# WORK TO BE COMPLETED:
Find the line containing "Give me the". Reproduce it and every line after it up to the end of the records, exactly as written.

(Website and app data records)
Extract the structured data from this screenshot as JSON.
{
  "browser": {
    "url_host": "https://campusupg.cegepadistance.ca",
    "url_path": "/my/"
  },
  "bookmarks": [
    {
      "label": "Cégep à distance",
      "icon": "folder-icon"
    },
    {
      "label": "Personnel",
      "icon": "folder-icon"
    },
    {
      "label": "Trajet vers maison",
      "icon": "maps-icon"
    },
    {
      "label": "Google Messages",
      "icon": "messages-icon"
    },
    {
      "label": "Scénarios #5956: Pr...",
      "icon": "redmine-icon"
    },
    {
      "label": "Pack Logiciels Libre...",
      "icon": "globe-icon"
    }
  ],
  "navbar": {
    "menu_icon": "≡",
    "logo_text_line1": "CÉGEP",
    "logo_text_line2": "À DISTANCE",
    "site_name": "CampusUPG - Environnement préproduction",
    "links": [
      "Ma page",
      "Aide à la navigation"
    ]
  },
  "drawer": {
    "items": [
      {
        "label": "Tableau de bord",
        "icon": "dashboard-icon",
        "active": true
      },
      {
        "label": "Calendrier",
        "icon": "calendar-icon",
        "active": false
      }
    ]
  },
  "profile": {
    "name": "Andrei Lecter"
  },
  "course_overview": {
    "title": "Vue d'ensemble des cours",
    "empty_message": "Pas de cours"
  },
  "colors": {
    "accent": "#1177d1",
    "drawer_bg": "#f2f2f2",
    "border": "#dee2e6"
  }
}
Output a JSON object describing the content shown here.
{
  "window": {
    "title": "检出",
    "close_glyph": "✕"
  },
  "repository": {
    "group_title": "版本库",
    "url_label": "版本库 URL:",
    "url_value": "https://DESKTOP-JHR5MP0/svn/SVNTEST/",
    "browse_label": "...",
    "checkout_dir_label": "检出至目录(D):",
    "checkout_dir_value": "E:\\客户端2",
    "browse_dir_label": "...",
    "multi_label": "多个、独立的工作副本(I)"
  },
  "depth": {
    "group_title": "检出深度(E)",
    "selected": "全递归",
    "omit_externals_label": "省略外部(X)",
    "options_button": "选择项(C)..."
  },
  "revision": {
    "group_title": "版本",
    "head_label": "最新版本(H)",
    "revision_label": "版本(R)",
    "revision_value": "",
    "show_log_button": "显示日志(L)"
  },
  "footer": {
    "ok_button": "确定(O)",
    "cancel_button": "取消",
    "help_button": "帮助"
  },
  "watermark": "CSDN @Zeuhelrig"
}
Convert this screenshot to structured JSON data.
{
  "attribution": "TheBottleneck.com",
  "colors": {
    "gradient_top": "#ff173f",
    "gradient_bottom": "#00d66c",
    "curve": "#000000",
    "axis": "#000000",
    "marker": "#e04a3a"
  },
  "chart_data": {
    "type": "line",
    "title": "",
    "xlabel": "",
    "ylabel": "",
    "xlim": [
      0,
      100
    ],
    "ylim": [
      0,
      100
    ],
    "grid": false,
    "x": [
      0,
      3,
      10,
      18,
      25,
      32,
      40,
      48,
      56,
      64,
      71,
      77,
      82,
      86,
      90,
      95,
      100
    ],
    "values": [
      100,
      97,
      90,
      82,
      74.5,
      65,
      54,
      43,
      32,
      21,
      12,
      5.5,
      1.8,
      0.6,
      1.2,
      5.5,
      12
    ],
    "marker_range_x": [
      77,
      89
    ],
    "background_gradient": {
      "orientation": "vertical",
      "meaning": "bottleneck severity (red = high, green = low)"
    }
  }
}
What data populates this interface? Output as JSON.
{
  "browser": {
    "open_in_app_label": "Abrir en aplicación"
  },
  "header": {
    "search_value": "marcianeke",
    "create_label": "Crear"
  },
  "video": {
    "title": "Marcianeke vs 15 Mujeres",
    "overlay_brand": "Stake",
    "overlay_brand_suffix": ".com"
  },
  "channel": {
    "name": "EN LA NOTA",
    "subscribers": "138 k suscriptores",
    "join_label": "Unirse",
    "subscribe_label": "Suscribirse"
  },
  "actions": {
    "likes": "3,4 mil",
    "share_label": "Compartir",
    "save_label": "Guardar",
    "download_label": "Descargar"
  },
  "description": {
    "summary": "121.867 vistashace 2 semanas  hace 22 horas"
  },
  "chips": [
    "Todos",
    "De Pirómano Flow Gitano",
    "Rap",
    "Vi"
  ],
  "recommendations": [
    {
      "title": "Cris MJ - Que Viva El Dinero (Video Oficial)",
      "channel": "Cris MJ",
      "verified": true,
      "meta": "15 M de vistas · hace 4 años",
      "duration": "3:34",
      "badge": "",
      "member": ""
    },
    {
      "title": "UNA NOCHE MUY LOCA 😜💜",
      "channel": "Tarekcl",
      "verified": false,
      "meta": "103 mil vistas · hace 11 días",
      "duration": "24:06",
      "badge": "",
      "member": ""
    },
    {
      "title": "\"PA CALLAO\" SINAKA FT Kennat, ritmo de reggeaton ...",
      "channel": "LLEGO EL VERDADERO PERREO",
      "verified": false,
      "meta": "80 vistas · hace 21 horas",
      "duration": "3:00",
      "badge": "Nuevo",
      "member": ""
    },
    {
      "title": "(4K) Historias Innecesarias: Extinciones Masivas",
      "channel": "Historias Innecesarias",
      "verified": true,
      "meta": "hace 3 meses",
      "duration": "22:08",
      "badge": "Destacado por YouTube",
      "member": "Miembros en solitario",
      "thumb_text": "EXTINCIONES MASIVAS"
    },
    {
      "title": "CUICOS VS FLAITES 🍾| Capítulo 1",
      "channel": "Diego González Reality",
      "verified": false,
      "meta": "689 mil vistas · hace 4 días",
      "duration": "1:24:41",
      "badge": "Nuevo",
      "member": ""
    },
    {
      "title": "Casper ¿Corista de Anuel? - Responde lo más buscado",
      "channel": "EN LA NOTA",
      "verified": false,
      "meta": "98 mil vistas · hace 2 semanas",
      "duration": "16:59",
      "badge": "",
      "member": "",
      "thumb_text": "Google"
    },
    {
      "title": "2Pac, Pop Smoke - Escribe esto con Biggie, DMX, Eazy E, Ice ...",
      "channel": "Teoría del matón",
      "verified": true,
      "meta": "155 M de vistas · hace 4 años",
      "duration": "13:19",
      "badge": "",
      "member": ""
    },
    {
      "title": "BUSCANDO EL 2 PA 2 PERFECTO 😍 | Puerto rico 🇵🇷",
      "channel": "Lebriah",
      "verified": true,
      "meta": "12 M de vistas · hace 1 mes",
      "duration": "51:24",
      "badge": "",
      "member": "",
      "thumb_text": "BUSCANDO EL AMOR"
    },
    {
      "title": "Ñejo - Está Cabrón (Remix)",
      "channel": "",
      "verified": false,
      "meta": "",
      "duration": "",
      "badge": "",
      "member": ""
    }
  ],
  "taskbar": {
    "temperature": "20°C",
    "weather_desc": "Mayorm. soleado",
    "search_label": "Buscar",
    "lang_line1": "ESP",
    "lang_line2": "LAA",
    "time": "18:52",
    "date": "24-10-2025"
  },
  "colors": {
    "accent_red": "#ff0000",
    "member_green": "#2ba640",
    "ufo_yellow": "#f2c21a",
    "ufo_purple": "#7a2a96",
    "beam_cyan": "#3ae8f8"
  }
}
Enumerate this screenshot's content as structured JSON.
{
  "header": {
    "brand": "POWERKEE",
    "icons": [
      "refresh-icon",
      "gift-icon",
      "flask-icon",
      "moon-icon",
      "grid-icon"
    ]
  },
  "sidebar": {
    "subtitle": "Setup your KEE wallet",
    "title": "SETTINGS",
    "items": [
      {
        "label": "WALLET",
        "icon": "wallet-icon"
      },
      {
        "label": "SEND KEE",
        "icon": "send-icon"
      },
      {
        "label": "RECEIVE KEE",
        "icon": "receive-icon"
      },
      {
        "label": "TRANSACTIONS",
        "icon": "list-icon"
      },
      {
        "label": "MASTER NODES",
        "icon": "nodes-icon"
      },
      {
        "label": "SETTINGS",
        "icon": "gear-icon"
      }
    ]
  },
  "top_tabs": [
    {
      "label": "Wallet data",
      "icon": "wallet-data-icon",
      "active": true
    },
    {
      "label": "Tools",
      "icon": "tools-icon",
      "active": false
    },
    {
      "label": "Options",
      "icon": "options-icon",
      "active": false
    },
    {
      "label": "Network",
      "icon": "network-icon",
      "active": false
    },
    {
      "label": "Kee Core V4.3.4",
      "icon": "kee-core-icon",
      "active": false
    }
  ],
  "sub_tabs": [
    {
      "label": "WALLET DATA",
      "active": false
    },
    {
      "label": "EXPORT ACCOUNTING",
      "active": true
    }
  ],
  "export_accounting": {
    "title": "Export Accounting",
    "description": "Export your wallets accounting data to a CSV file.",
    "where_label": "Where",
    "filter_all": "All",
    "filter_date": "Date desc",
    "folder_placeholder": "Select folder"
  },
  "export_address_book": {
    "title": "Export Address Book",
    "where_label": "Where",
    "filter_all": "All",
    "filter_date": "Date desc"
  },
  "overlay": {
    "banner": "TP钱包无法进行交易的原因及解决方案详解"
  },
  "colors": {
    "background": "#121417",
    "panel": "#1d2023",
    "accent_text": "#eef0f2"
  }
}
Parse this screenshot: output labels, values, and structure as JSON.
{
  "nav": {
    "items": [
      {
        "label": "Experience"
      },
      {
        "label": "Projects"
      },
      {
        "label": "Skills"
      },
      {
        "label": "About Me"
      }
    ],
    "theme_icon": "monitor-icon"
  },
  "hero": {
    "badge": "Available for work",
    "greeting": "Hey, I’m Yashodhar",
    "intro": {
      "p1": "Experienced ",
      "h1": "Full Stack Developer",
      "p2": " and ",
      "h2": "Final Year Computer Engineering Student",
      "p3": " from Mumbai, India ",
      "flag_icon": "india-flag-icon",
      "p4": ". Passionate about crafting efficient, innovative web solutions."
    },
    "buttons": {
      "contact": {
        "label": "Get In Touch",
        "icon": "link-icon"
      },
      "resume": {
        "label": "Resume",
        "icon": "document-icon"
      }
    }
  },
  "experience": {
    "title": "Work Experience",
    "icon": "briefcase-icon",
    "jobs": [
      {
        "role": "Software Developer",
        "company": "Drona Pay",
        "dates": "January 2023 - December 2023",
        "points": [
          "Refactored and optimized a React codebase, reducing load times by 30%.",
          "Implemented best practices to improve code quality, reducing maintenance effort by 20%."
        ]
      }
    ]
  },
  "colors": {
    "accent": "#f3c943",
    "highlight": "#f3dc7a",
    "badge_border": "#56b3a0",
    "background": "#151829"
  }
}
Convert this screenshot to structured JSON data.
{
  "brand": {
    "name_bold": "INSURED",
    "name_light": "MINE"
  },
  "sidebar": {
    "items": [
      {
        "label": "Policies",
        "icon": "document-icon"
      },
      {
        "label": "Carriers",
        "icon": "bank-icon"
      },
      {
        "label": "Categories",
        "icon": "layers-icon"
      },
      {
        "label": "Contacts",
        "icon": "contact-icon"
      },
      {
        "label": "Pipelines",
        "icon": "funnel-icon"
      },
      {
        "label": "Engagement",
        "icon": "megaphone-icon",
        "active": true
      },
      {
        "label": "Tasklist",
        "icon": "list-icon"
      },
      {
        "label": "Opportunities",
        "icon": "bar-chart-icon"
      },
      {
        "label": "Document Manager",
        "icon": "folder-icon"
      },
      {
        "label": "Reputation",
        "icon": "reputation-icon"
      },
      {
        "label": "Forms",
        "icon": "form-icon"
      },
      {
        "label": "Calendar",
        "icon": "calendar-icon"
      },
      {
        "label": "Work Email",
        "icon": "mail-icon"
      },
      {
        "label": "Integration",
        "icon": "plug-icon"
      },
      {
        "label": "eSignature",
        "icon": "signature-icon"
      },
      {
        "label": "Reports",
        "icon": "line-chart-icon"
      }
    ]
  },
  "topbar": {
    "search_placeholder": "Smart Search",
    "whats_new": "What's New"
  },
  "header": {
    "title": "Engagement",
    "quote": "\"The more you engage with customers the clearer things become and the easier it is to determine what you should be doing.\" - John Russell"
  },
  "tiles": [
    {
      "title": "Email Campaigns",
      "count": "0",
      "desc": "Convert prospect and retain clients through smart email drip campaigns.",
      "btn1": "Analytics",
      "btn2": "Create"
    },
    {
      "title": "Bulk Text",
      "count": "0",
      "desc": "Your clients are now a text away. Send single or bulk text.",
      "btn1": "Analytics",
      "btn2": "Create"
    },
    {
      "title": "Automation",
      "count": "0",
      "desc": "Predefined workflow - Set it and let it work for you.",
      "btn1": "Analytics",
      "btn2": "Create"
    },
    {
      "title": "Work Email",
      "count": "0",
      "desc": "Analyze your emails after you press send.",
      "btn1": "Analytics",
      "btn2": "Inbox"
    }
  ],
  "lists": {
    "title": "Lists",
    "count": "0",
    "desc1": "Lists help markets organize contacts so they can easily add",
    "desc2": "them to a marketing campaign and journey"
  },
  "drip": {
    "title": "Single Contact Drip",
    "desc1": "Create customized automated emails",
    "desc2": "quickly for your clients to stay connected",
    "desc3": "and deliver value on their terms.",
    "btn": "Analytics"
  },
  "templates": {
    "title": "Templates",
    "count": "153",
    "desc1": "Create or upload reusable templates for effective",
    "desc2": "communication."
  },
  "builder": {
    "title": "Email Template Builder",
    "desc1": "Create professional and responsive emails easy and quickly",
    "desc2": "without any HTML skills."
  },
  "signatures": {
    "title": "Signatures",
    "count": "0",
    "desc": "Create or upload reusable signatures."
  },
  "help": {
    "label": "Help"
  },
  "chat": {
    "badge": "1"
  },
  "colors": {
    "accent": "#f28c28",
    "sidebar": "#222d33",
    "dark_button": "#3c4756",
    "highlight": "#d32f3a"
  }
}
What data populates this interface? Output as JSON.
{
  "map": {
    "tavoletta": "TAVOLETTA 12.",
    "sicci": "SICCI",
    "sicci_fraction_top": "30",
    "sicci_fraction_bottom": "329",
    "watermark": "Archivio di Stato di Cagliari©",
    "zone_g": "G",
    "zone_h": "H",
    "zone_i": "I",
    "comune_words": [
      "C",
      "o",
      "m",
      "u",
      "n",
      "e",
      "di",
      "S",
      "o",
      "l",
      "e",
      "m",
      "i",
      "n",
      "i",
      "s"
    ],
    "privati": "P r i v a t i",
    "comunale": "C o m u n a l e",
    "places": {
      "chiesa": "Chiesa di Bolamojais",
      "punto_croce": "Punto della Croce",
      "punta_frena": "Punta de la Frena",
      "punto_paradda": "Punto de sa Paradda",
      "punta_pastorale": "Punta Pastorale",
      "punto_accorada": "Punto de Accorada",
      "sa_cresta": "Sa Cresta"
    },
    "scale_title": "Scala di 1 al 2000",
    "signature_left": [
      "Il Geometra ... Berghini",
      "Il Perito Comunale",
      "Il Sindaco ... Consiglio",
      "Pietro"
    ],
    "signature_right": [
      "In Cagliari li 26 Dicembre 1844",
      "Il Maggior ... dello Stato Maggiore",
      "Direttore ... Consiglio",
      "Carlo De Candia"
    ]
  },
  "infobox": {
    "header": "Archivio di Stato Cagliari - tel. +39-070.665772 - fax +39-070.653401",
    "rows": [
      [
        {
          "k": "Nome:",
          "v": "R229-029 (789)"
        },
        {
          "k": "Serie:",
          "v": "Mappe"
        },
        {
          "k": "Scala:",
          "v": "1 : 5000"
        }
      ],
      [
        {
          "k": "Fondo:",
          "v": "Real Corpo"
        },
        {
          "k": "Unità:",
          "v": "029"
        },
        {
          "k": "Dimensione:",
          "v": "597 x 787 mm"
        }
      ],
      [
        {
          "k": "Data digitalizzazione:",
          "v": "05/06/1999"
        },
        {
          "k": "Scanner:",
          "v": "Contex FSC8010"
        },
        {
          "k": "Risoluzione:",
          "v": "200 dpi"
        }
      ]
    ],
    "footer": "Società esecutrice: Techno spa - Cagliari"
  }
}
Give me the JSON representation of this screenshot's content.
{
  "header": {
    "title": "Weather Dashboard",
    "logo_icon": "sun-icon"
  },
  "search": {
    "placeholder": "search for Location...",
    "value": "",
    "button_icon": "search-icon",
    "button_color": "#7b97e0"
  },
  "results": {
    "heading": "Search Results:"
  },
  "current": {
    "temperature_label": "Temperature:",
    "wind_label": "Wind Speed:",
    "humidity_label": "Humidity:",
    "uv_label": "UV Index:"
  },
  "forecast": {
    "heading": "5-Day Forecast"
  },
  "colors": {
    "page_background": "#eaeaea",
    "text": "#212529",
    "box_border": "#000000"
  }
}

# EXERCISE RESULT:
Give me the JSON representation of this screenshot's content.
{
  "header": {
    "title": "Weather Dashboard",
    "logo_icon": "sun-icon"
  },
  "search": {
    "placeholder": "search for Location...",
    "value": "",
    "button_icon": "search-icon",
    "button_color": "#7b97e0"
  },
  "results": {
    "heading": "Search Results:"
  },
  "current": {
    "temperature_label": "Temperature:",
    "wind_label": "Wind Speed:",
    "humidity_label": "Humidity:",
    "uv_label": "UV Index:"
  },
  "forecast": {
    "heading": "5-Day Forecast"
  },
  "colors": {
    "page_background": "#eaeaea",
    "text": "#212529",
    "box_border": "#000000"
  }
}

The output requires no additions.